- training and empowering 150 children to establish and organise "ALEG" ("I CHOOSE") youth clubs, and to conduct peer-to-peer activities focused on preventing violence among children;
- developing and carrying out training programmes for teachers and psychologists on preventing bullying and violence among children, and a training programme for children on preventing violence, promoting gender equality, tolerance, and participation.
Anatol Oprea, Child Protection Specialist at Tdh Moldova and coordinator of the project, emphasised the importance of parents' engagement, especially fathers’, in this project: "We want to change the belief that children’s education is the duty of mothers. I am particularly interested in this aspect of the project because the active engagement of fathers in children’s upbringing and education improves children’s social and cognitive skills, and increases their resilience."
To provide a safe and nurturing environment for children at home, Tdh wants to change parents' views on violent methods of disciplining by:
- improving parents' knowledge and skills through a parenting programme and monthly meetings with them;
- setting up nine new ludotecas (‘toy libraries’) that are safe places for children to spend time and participate in activities – and equipping with 21 existing toy libraries with new supplies;
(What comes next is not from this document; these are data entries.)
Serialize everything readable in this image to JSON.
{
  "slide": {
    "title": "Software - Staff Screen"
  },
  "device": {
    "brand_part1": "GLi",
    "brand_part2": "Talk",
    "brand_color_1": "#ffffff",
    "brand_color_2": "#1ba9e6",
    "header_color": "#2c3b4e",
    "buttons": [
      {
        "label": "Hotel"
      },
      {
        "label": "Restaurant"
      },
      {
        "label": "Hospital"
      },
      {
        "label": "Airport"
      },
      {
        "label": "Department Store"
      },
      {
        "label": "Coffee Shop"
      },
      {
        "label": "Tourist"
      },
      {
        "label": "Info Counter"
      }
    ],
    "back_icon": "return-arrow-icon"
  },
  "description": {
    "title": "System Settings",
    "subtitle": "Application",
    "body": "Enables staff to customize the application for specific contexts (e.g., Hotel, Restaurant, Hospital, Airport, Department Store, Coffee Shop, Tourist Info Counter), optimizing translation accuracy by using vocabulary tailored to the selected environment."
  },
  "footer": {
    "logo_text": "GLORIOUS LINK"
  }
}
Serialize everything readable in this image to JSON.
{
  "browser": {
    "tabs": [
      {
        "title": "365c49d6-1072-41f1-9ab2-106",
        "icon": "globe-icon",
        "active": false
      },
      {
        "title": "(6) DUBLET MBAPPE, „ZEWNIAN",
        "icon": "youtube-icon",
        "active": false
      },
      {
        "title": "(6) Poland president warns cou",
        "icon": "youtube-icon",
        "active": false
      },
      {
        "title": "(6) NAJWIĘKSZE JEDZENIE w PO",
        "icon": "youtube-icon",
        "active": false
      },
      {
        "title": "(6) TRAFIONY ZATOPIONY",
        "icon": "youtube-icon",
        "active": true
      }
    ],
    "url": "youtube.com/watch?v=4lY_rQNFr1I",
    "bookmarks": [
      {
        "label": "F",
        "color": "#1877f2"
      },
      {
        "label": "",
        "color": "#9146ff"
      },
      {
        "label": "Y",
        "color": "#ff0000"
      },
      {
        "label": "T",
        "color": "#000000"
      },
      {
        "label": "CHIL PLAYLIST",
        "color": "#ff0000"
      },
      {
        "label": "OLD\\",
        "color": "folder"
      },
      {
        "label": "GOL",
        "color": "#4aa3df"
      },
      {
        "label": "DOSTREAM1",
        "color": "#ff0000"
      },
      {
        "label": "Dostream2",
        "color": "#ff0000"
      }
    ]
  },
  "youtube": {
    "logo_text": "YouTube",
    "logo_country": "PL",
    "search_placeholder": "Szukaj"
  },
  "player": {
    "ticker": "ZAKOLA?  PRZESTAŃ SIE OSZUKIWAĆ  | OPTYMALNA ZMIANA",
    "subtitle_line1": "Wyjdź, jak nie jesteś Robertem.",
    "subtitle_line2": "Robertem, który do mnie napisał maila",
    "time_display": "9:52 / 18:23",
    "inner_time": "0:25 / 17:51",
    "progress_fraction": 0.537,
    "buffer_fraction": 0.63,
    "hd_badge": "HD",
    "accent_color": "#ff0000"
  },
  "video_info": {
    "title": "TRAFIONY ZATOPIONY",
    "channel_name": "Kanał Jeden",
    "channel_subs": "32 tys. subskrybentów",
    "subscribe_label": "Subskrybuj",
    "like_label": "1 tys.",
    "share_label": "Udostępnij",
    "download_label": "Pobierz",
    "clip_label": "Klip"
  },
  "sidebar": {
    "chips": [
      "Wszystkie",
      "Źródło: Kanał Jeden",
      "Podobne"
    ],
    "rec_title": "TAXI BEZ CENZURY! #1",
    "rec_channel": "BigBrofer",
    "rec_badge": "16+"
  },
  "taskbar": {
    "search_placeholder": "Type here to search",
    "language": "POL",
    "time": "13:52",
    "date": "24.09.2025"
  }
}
- engaging children in psycho-social activities to develop their ability to act on behalf of their own interests and increase their resilience to cope with stress and adversity.
"Unfortunately, the belief that disciplining the child involves beating them still prevails in our society. This happens not because people are mean, but because they lack the proper knowledge. This is the main reason that the project hooked me – it emphasises the engagement of parents", says Eugenia Bordeiau, interim principal of the ‘Olimp’ high school in the village of Costesti.
To change harmful social norms that perpetuate violence against children, Tdh will focus on the active participation of fathers – an approach strongly promoted by the organisation. Thus, we will train teachers to carry out activities focusing on the importance of a fathers' role in their children's upbringing. At least 600 fathers will participate in monthly meetings and activities.
Other planned activities which will contribute to reducing harmful social norms include:
- inviting 150 children to participate in the social theatre programme, which will stage social theatre performances promoting human rights, tolerance for diversity, gender equality, and participation;
- an informative session for child protection professionals on their role in shaping social norms and the strategies they can use as messengers of positive social norms;
- and a small grants programme for the beneficiary communities to promote the positive social norms.
This project is a continuation of work that began in 2004 in Moldova to prevent violence against children by increasing children’s resilience, strengthening families, building the capacity of professionals, and mobilising communities.